Can Altering Hip Joint Fluid Volume and Intra-Capsular Pressure Influence Muscle Activation Patterns? Neuromuscular Implications on Clinical Practice
MetadataShow full item record

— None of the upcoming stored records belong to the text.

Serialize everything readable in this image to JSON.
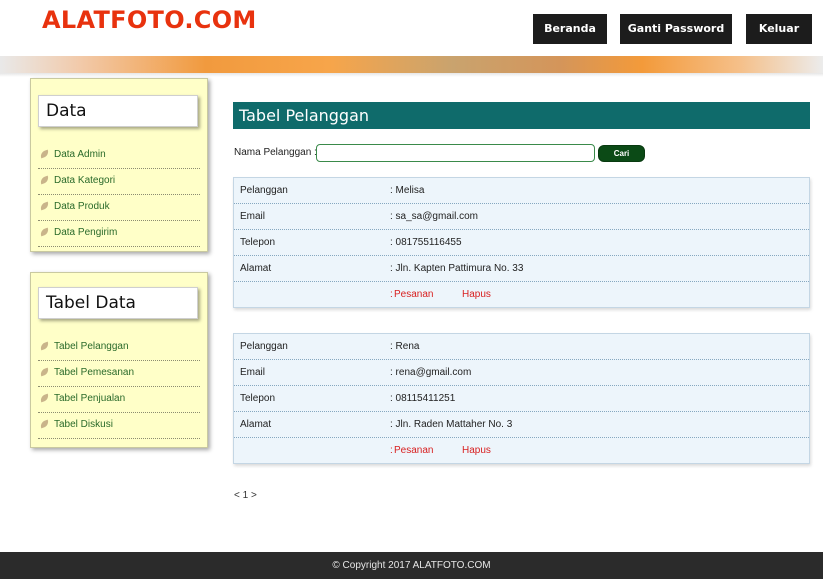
{
  "header": {
    "logo": "ALATFOTO.COM",
    "nav": [
      "Beranda",
      "Ganti Password",
      "Keluar"
    ]
  },
  "sidebar": {
    "data_title": "Data",
    "data_items": [
      "Data Admin",
      "Data Kategori",
      "Data Produk",
      "Data Pengirim"
    ],
    "tabel_title": "Tabel Data",
    "tabel_items": [
      "Tabel Pelanggan",
      "Tabel Pemesanan",
      "Tabel Penjualan",
      "Tabel Diskusi"
    ]
  },
  "main": {
    "title": "Tabel Pelanggan",
    "search_label": "Nama Pelanggan :",
    "search_value": "",
    "search_button": "Cari",
    "field_labels": {
      "pelanggan": "Pelanggan",
      "email": "Email",
      "telepon": "Telepon",
      "alamat": "Alamat"
    },
    "customers": [
      {
        "pelanggan": ": Melisa",
        "email": ": sa_sa@gmail.com",
        "telepon": ": 081755116455",
        "alamat": ": Jln. Kapten Pattimura No. 33",
        "action1": "Pesanan",
        "action2": "Hapus"
      },
      {
        "pelanggan": ": Rena",
        "email": ": rena@gmail.com",
        "telepon": ": 08115411251",
        "alamat": ": Jln. Raden Mattaher No. 3",
        "action1": "Pesanan",
        "action2": "Hapus"
      }
    ],
    "colon": ":",
    "pagination": "< 1 >"
  },
  "footer": {
    "text": "© Copyright 2017 ALATFOTO.COM"
  },
  "colors": {
    "logo": "#e8320e",
    "title_bar": "#0f6b6b",
    "sidebar_bg": "#ffffc8",
    "action_link": "#d82020",
    "search_button": "#0b4a16"
  }
}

Although the integrated relationship that exists between the lumbar spine and hip joints is frequently acknowledged in scientific journals and by medical professionals, specific functional and injury relationships, are speculative and have not been substantiated. Lumbar spine and hip dysfunctions are suspected to be associated with inhibition of the surrounding extensor musculature, particularly the gluteal muscles, and facilitation of the flexor musculature. This phenomenon has been observed in other joints following effusion and is often termed ‘arthrogenic inhibition’. Its apparent occurrence about the hip has never been validated. The primary objective of this thesis was to investigate whether arthrogenic inhibition occurred about the hip. If inhibition was found to exist, its relationship with volume vs pressure was investigated to determine if either of these factors were a more appropriate predictor of inhibition. Finally, compensatory motor patterns in response to apparent inhibition were of interest. Participants were allocated to the following groups: 1) Control 2) Intervention I (magnetic resonance arthrogram) or 3) Intervention II (therapeutic arthrogram). Electromyography was collected on the rectus abdominis, erector spinae, gluteus maximus and semimenbranosis bilaterally during hip rehabilitation exercises prior to and following the intervention. Intra-capsular pressure was measured during the intervention. The findings provided support for the presence of extensor-inhibition in the hip following infusion of intra-articular fluid with intra-capsular pressure being the most appropriate predictor of the magnitude of inhibition. Hip extensor inhibition appeared to be compensated for by lumbar spine extensors during the selected tasks. Arthrogenic inhibition should be considered in the clinical evaluation and management of patients with hip joint effusions and/or elevated intra-capsular pressure.
Cite this work
Stephanie Freeman (2011). Can Altering Hip Joint Fluid Volume and Intra-Capsular Pressure Influence Muscle Activation Patterns? Neuromuscular Implications on Clinical Practice. UWSpace. http://hdl.handle.net/10012/5913